> [Activity]: Filter the data below for the string "origin" and copy each matching line.

> [Data shown]:
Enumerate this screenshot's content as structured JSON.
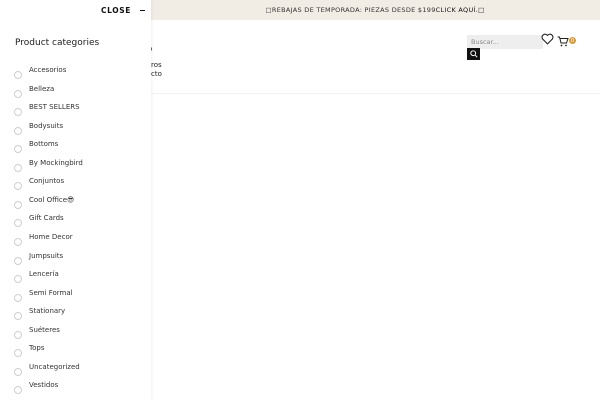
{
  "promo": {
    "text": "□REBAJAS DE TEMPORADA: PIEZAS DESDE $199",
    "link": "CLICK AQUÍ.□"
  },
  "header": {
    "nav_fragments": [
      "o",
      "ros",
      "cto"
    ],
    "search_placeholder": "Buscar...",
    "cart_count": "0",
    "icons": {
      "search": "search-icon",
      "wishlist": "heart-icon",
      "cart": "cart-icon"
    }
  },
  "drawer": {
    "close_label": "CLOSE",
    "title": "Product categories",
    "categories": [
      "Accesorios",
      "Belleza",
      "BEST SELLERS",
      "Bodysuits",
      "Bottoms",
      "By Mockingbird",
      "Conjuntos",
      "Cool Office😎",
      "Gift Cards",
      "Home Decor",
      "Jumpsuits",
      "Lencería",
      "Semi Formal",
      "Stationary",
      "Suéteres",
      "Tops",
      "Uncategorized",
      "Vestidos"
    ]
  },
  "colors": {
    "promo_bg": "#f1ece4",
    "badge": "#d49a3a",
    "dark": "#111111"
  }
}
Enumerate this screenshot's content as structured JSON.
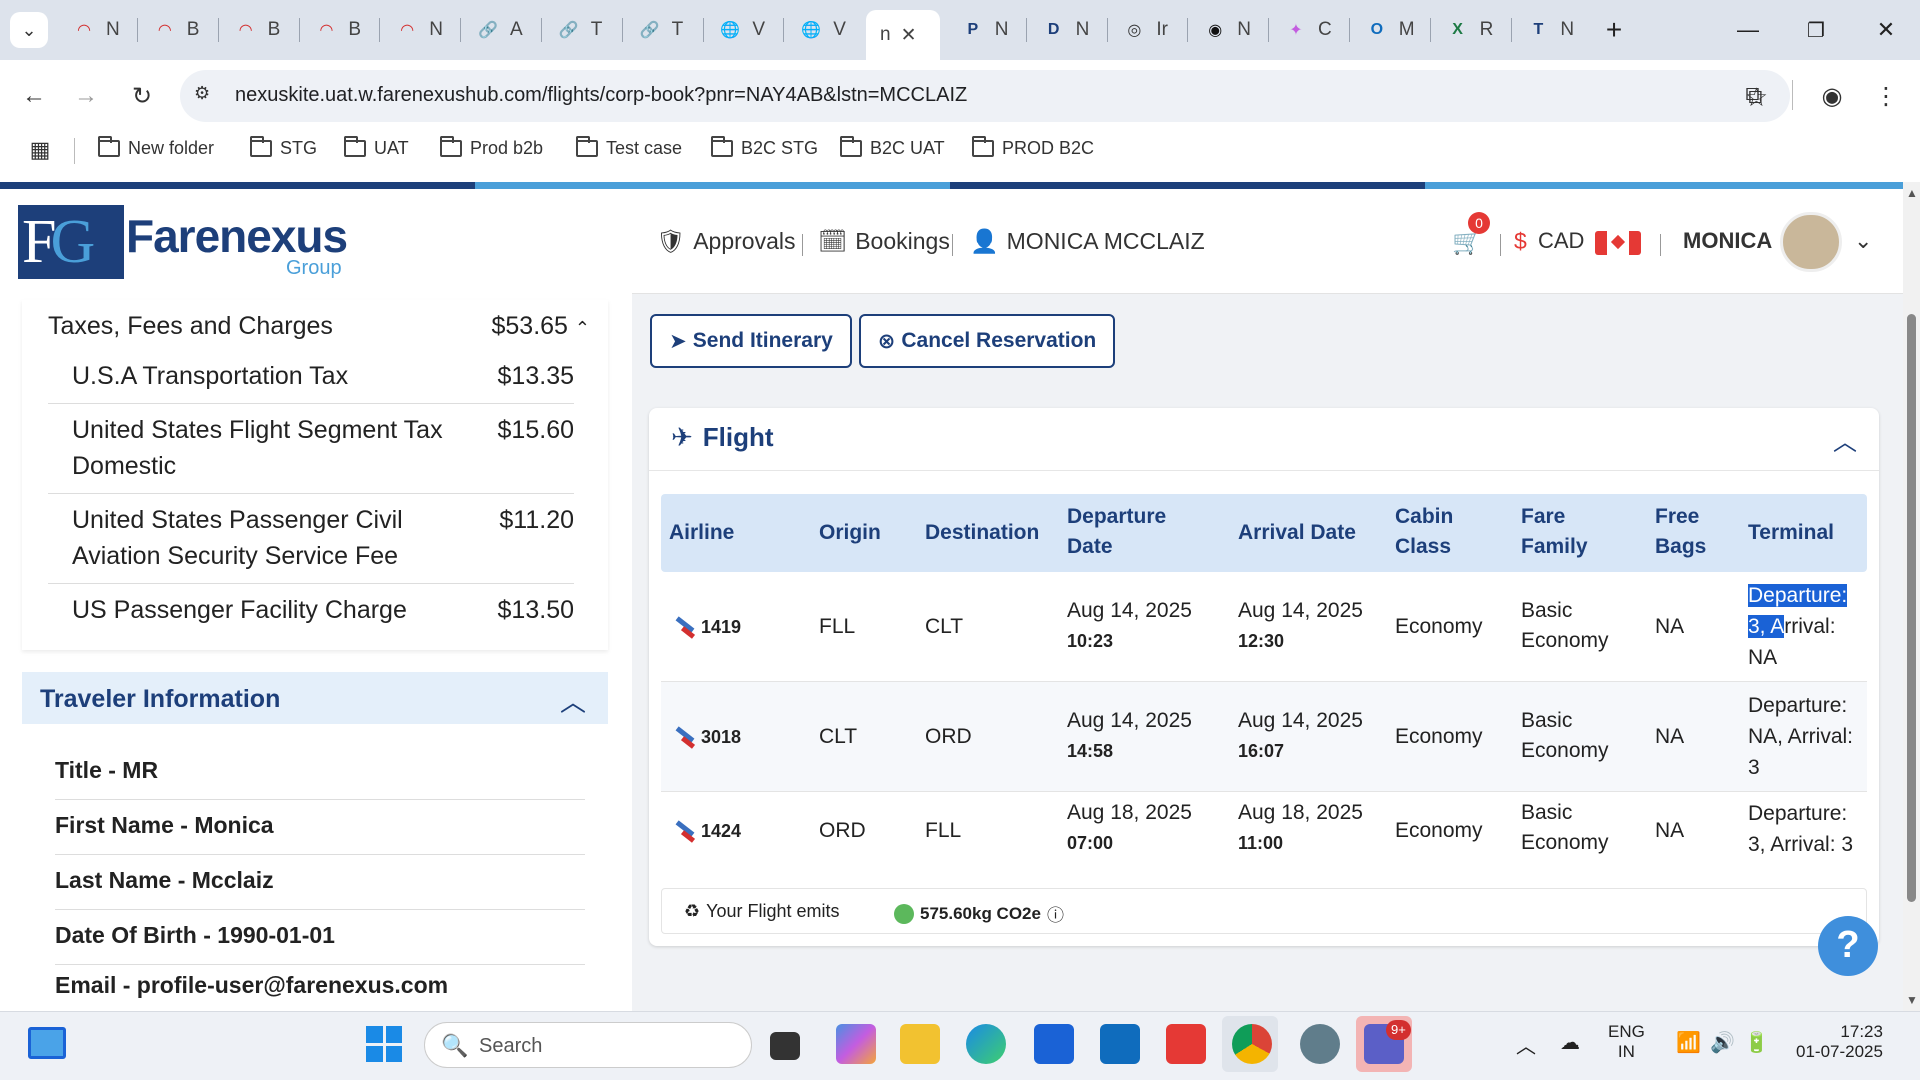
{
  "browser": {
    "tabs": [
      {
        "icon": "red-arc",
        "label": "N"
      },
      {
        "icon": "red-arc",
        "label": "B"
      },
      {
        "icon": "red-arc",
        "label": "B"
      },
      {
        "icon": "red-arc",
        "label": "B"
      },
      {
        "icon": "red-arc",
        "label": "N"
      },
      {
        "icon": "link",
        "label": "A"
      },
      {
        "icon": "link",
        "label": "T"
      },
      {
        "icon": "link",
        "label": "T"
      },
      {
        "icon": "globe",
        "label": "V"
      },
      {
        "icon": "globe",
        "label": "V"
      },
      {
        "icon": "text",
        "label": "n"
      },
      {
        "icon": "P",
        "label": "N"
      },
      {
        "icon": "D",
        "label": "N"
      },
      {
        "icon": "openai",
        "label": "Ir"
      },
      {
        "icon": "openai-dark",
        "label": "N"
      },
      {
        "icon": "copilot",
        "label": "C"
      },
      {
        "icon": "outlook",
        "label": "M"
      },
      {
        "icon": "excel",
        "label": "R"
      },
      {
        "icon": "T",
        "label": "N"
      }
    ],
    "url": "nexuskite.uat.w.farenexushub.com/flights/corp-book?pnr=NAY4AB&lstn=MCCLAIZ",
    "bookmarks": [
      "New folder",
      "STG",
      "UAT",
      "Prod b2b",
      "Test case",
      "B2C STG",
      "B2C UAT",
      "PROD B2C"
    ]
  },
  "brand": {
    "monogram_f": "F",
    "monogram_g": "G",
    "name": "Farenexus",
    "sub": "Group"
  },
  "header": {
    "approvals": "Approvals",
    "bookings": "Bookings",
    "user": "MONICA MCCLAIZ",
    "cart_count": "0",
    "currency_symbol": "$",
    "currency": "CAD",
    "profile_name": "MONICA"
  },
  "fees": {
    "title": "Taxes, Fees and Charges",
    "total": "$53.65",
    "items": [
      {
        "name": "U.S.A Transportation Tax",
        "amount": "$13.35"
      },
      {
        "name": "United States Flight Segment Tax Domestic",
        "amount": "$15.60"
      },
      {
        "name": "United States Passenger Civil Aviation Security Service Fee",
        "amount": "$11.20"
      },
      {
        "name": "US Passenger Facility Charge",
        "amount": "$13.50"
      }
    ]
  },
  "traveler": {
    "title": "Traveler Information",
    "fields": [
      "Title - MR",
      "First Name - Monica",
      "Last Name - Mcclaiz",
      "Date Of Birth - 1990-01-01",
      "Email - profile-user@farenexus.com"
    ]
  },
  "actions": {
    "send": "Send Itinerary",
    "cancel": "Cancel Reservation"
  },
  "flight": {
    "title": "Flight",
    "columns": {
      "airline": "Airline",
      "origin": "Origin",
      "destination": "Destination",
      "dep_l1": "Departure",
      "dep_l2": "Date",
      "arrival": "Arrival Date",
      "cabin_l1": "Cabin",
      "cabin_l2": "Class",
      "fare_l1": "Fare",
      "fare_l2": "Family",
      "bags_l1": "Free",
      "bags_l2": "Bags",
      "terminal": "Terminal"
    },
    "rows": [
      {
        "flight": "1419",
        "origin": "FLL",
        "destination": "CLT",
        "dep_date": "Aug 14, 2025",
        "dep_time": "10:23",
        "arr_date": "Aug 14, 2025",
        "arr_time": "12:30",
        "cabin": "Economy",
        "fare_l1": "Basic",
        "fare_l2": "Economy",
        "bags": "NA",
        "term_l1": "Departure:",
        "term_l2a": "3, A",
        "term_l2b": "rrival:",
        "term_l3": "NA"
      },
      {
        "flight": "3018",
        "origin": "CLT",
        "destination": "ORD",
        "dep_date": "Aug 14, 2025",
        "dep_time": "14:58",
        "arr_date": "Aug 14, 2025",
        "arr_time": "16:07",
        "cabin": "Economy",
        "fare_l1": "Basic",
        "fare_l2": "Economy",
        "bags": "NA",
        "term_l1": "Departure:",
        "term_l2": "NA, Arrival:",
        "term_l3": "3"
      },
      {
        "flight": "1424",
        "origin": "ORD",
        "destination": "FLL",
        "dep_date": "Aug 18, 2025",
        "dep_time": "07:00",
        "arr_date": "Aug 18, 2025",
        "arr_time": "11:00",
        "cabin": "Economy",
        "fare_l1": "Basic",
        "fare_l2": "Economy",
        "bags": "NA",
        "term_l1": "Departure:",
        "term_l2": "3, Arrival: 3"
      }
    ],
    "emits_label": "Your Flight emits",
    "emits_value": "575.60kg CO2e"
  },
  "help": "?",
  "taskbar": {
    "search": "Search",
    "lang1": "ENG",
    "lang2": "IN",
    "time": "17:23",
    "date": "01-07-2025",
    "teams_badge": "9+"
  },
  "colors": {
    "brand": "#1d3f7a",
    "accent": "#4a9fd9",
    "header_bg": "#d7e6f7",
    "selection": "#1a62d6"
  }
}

> [Task result]:
      "origin": "Origin",
        "origin": "FLL",
        "origin": "CLT",
        "origin": "ORD",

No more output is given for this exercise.